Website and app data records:
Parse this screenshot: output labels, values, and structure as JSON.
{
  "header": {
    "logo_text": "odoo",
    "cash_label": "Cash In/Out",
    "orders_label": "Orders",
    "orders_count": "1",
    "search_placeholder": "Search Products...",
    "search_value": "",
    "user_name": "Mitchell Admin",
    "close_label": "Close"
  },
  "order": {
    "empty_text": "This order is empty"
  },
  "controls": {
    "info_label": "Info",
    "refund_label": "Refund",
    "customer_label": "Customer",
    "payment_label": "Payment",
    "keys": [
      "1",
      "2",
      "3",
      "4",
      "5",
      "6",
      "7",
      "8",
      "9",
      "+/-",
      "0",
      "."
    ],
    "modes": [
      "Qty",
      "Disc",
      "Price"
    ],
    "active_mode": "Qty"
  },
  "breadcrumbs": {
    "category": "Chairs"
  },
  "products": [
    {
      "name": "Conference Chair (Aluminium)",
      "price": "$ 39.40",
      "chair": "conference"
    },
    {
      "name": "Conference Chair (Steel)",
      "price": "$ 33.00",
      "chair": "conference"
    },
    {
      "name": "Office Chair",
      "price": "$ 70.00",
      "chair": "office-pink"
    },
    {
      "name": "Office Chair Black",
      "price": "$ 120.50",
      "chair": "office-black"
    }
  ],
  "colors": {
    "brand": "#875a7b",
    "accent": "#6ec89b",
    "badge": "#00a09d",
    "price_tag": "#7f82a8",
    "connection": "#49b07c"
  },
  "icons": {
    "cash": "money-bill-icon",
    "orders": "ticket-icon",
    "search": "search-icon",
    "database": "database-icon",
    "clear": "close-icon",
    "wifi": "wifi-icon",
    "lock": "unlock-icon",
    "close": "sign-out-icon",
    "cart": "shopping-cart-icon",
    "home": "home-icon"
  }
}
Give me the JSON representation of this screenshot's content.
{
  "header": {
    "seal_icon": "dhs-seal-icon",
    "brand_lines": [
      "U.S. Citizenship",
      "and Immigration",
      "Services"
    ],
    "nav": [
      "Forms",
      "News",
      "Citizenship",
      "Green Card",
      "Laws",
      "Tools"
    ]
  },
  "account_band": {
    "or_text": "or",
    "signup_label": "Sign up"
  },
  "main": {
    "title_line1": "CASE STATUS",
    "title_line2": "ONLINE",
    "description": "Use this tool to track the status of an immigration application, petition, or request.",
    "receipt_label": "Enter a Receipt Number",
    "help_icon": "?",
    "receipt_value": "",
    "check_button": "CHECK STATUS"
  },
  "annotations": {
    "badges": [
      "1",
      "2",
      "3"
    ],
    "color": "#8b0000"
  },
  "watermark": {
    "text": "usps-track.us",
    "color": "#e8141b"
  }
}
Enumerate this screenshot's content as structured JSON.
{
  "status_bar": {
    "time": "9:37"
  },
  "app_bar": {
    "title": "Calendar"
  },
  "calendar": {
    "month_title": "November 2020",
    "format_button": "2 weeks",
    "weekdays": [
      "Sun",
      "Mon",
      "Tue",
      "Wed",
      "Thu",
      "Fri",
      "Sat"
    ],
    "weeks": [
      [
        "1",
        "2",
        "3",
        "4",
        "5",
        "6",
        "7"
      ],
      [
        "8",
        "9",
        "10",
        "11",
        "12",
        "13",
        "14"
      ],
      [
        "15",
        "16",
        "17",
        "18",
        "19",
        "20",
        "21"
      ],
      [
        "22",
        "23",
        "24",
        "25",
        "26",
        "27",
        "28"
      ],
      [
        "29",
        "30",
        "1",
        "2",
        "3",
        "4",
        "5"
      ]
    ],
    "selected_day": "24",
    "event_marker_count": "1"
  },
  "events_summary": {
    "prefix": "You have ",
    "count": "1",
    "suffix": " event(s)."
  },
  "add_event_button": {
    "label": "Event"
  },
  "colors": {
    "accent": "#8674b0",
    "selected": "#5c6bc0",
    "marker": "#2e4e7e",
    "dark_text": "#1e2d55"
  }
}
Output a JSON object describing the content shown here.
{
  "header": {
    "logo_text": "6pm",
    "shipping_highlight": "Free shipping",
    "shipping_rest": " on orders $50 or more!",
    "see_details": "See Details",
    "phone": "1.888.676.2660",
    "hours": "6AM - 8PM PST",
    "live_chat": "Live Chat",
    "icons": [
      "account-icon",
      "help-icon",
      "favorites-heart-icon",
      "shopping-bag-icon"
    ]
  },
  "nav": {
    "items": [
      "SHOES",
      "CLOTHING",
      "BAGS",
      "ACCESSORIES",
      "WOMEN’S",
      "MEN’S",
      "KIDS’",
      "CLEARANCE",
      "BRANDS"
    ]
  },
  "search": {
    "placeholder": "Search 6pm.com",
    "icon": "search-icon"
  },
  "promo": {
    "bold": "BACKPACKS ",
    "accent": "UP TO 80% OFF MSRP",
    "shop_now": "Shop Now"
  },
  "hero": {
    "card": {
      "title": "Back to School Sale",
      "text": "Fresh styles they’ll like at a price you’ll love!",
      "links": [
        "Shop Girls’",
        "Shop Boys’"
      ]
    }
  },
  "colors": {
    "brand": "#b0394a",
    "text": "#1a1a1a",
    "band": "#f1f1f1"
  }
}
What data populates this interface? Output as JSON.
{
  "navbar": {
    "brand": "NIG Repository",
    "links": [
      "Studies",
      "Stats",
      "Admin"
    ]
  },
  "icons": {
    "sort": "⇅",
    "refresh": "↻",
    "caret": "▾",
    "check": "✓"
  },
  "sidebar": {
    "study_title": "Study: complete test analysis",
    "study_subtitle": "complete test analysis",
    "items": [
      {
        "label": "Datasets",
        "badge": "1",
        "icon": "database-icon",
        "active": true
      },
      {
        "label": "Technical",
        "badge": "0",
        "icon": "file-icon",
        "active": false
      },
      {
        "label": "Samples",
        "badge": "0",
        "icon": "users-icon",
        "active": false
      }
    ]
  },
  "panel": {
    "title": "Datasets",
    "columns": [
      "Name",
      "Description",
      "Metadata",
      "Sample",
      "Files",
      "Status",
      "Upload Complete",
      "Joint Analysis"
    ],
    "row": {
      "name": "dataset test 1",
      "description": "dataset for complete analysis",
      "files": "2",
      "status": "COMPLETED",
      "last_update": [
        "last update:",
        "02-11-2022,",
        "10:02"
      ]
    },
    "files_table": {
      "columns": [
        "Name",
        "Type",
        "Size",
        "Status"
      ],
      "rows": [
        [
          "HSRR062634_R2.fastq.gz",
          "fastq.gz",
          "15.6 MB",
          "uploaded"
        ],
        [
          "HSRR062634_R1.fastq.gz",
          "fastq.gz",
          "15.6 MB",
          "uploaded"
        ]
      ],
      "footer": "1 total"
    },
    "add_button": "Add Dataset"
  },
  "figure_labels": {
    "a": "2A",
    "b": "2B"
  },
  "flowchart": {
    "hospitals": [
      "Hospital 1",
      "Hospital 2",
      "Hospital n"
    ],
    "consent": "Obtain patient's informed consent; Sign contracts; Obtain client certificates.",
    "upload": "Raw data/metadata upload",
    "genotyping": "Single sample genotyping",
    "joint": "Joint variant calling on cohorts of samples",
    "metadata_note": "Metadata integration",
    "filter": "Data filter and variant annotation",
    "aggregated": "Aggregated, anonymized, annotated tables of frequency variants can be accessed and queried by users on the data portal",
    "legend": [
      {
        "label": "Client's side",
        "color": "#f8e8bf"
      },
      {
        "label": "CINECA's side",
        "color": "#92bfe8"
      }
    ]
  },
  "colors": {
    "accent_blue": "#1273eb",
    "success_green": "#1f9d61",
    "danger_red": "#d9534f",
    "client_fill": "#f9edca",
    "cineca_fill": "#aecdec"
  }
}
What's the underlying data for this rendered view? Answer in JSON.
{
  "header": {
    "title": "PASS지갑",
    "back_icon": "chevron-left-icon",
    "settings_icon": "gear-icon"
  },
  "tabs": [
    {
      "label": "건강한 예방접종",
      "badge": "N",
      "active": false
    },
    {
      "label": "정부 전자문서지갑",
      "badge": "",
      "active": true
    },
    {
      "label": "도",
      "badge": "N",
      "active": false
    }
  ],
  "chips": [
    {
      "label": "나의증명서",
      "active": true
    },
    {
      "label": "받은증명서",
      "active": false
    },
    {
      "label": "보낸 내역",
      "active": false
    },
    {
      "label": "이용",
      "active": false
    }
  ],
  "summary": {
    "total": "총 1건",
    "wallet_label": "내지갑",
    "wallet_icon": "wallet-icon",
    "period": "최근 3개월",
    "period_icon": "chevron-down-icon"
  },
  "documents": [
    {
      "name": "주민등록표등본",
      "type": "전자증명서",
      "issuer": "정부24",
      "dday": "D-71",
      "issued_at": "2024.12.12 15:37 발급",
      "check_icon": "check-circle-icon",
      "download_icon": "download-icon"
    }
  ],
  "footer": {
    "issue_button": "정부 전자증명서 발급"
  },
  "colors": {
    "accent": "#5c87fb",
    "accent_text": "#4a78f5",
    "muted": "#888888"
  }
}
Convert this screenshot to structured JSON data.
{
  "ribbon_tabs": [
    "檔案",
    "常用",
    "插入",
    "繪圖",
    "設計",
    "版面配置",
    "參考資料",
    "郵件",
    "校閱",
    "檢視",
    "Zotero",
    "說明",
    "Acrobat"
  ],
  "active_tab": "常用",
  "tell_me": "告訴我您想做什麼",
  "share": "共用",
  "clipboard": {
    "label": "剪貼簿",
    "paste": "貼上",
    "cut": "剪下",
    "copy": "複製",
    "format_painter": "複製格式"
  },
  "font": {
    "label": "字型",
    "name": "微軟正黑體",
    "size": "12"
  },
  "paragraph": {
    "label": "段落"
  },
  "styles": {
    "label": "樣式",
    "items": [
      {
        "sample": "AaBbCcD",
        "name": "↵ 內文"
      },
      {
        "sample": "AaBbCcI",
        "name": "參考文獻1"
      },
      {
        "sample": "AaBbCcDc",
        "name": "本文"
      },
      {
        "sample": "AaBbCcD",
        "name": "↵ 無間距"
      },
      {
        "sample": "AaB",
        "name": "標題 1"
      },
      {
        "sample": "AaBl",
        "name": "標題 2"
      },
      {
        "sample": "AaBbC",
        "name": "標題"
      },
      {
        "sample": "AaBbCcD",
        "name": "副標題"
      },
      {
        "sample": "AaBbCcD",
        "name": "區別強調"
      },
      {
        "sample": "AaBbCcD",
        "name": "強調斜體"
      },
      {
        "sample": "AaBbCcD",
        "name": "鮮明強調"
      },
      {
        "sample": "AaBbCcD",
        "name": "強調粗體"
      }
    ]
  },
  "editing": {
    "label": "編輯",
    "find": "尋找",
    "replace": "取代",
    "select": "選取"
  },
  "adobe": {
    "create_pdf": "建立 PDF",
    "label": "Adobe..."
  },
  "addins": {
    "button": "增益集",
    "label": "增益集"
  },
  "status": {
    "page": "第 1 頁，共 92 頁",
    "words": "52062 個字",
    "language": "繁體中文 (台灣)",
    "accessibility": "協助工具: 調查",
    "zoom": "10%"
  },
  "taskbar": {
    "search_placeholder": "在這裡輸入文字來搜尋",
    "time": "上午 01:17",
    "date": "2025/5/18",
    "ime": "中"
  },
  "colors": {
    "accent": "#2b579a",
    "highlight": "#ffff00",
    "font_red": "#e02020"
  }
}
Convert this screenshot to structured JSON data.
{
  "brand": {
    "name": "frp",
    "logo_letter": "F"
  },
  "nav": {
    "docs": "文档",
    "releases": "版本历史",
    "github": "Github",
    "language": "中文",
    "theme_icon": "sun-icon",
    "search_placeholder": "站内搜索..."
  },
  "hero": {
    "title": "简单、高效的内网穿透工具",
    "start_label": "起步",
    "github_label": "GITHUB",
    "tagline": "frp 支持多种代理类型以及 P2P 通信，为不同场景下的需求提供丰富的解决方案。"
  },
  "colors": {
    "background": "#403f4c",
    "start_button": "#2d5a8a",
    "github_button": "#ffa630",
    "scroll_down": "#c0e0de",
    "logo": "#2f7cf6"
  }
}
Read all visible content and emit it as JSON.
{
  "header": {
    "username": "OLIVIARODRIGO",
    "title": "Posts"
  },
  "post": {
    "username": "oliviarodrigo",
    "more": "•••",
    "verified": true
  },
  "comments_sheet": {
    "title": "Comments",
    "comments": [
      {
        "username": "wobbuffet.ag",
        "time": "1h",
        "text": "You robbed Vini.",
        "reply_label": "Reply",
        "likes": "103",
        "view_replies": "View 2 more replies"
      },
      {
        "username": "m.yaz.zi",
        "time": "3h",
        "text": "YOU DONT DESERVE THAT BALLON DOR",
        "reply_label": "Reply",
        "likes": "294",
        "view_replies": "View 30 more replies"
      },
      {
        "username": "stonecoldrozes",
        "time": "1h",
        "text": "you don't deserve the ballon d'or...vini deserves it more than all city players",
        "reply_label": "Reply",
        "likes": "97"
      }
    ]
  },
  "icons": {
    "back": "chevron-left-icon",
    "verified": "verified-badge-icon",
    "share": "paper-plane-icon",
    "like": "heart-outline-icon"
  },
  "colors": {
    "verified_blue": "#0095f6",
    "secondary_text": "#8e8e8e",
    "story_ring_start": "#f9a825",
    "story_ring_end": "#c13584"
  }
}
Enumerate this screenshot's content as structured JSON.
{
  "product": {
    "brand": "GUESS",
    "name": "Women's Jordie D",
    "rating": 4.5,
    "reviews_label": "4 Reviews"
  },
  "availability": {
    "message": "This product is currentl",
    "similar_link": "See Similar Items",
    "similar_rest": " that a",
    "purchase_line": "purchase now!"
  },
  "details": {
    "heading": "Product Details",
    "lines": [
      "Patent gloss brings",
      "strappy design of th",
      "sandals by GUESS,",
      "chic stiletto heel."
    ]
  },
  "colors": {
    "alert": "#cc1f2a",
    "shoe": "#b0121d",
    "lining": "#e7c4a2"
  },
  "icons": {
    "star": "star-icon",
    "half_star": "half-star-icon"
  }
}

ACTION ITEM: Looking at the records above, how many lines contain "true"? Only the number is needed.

RESPONSE: 4